Analyze, Understand, Provide Evidence and Justification Reading What a Text Says
What does the text say?
Basic comprehension
Restatement-talks about the same as the original topic
Students can decode and read fluently to replicate the meaning intended by the author
Summary or paraphrase What a Text Does
How does the text say it?
Text examined to determine how it conveys ideas
Analyzed for structure, organization, genre, purpose, and perspective Analyzing what a Text Means: Interpretation
What a Text Means?
Interpretation/analyzes the text and asserts a meaning for the text as a whole (putting the message in a large context and determine theme) Activities
As a critical reader, students should
recognize every assumption as an
argument that must be carefully evaluated.
Arguments have a claim and support.
Claims assert a conclusion, an idea, an
opinion, a judgment, or a point of view
that the writer wants you to know.
Thesis or Theme
Thesis is generally used when referring to nonfiction.Theme is used when referring
to a literary work (fiction). Activities:
Circle most important word or phrase in a sentence, paragraph, or text
Underline the most important things told about a word or phrase (Fluent Scanning) Analyze text for structure, organization, genre, purpose, and perspective
What topics are discussed?
What examples and evidence are used?
What conclusions are reached?
What is the purpose?
What is the perspective
Author's craft: voice, dialogue, language, figures of speech, imagery, mood, tone, etc. Close Reading What Does Annotating Text Look Like in the Classroom?
Taking Notes
Highlighting, underlining, circling
Marking up the text to identify vocabulary that needs to be taught in advance (Map out text paragraph in advance)
One-syllable word summary The Tools of Critical Reading: Analysis and Inference:
1. What to look for (analysis)- involves recognizing the aspects of a discussion that control the meaning.

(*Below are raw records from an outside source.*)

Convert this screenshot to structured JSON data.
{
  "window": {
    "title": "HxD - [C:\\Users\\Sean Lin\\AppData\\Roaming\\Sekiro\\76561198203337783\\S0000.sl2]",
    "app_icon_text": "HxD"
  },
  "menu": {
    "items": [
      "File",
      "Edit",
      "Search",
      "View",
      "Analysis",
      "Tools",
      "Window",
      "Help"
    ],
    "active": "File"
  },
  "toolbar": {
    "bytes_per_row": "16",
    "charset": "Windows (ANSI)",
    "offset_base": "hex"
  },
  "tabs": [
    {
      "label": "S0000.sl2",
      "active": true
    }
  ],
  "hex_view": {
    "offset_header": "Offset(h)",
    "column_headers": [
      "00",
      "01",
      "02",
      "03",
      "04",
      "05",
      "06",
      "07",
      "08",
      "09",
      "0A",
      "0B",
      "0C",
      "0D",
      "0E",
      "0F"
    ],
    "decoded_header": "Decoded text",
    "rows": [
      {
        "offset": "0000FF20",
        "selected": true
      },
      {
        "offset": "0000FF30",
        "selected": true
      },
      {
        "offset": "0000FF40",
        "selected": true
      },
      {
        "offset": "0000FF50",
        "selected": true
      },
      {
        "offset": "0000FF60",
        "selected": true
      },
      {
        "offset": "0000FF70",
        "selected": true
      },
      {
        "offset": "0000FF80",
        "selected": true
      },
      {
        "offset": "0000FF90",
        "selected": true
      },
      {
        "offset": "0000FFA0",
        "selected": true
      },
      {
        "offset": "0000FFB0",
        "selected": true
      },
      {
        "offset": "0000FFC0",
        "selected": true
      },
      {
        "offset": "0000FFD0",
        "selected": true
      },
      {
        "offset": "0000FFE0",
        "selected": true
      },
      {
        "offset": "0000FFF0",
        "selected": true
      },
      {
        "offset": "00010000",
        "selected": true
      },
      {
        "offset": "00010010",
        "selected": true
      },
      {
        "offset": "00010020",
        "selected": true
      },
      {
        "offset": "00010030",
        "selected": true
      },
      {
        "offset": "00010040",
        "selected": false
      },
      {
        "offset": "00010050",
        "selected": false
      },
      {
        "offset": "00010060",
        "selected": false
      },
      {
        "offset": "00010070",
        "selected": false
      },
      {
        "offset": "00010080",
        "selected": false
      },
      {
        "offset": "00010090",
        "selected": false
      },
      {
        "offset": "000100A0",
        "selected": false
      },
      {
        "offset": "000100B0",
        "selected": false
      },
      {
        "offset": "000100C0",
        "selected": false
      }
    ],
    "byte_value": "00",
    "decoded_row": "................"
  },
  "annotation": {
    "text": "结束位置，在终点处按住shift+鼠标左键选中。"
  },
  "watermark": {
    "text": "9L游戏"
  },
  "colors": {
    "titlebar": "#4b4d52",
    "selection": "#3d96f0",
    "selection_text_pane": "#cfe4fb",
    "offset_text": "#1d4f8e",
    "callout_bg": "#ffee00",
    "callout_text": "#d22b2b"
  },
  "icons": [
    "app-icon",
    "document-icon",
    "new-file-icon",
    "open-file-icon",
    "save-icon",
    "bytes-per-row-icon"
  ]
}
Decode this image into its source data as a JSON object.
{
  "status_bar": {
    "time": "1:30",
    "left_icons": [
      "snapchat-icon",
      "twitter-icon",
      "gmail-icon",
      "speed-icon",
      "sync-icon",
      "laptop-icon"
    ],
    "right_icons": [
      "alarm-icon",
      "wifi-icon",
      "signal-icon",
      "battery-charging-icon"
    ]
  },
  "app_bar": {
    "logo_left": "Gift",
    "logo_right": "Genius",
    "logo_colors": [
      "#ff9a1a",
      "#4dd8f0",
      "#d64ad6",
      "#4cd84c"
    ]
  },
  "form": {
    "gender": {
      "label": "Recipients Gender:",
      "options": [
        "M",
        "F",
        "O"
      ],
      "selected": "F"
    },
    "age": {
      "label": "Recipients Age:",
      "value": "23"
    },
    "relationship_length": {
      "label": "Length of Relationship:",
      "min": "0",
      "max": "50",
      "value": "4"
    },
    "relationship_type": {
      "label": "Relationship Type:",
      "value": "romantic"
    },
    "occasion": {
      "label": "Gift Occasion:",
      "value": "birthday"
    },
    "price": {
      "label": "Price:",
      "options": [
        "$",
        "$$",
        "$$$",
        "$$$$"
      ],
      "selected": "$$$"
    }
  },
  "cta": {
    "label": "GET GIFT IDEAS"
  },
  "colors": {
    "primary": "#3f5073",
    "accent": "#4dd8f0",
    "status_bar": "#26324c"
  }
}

2. How to think about what you find (inferences)- involves the process of inferences, the interpretation of data from within the text. So What?
Making Connections
Text-to-Self
Text-to-Text
Text-to-World
Full transcript